(Stored items from a collection)
»»
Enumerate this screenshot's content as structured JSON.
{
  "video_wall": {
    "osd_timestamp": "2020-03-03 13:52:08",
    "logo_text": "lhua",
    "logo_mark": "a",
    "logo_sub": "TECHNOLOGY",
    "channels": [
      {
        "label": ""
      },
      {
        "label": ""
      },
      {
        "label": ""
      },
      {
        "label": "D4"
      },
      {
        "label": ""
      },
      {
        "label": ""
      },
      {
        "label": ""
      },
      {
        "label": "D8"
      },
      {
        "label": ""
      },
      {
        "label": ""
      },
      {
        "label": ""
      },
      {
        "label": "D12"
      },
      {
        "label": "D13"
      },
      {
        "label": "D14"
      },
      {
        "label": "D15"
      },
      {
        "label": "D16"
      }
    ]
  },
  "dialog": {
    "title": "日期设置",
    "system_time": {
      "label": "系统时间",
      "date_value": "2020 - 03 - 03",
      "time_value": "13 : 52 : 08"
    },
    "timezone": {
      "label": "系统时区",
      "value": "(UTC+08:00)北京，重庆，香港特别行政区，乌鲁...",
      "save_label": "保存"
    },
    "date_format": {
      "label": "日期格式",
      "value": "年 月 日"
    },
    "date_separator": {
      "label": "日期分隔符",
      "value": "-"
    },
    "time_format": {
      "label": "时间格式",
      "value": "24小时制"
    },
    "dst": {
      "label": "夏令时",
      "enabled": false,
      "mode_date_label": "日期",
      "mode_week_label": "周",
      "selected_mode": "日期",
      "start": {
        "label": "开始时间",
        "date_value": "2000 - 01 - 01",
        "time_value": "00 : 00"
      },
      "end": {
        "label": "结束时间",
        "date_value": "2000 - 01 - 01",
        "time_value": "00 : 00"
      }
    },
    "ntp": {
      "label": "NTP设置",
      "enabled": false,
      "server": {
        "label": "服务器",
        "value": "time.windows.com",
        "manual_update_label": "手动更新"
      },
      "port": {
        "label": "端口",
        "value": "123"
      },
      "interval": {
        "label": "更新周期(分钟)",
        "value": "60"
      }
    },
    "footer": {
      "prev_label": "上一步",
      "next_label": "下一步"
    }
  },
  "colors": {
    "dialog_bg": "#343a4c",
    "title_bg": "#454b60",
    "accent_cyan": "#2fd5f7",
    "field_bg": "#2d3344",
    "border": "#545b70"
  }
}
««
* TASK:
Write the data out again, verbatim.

* EXPECTED OUTPUT:
Enumerate this screenshot's content as structured JSON.
{
  "video_wall": {
    "osd_timestamp": "2020-03-03 13:52:08",
    "logo_text": "lhua",
    "logo_mark": "a",
    "logo_sub": "TECHNOLOGY",
    "channels": [
      {
        "label": ""
      },
      {
        "label": ""
      },
      {
        "label": ""
      },
      {
        "label": "D4"
      },
      {
        "label": ""
      },
      {
        "label": ""
      },
      {
        "label": ""
      },
      {
        "label": "D8"
      },
      {
        "label": ""
      },
      {
        "label": ""
      },
      {
        "label": ""
      },
      {
        "label": "D12"
      },
      {
        "label": "D13"
      },
      {
        "label": "D14"
      },
      {
        "label": "D15"
      },
      {
        "label": "D16"
      }
    ]
  },
  "dialog": {
    "title": "日期设置",
    "system_time": {
      "label": "系统时间",
      "date_value": "2020 - 03 - 03",
      "time_value": "13 : 52 : 08"
    },
    "timezone": {
      "label": "系统时区",
      "value": "(UTC+08:00)北京，重庆，香港特别行政区，乌鲁...",
      "save_label": "保存"
    },
    "date_format": {
      "label": "日期格式",
      "value": "年 月 日"
    },
    "date_separator": {
      "label": "日期分隔符",
      "value": "-"
    },
    "time_format": {
      "label": "时间格式",
      "value": "24小时制"
    },
    "dst": {
      "label": "夏令时",
      "enabled": false,
      "mode_date_label": "日期",
      "mode_week_label": "周",
      "selected_mode": "日期",
      "start": {
        "label": "开始时间",
        "date_value": "2000 - 01 - 01",
        "time_value": "00 : 00"
      },
      "end": {
        "label": "结束时间",
        "date_value": "2000 - 01 - 01",
        "time_value": "00 : 00"
      }
    },
    "ntp": {
      "label": "NTP设置",
      "enabled": false,
      "server": {
        "label": "服务器",
        "value": "time.windows.com",
        "manual_update_label": "手动更新"
      },
      "port": {
        "label": "端口",
        "value": "123"
      },
      "interval": {
        "label": "更新周期(分钟)",
        "value": "60"
      }
    },
    "footer": {
      "prev_label": "上一步",
      "next_label": "下一步"
    }
  },
  "colors": {
    "dialog_bg": "#343a4c",
    "title_bg": "#454b60",
    "accent_cyan": "#2fd5f7",
    "field_bg": "#2d3344",
    "border": "#545b70"
  }
}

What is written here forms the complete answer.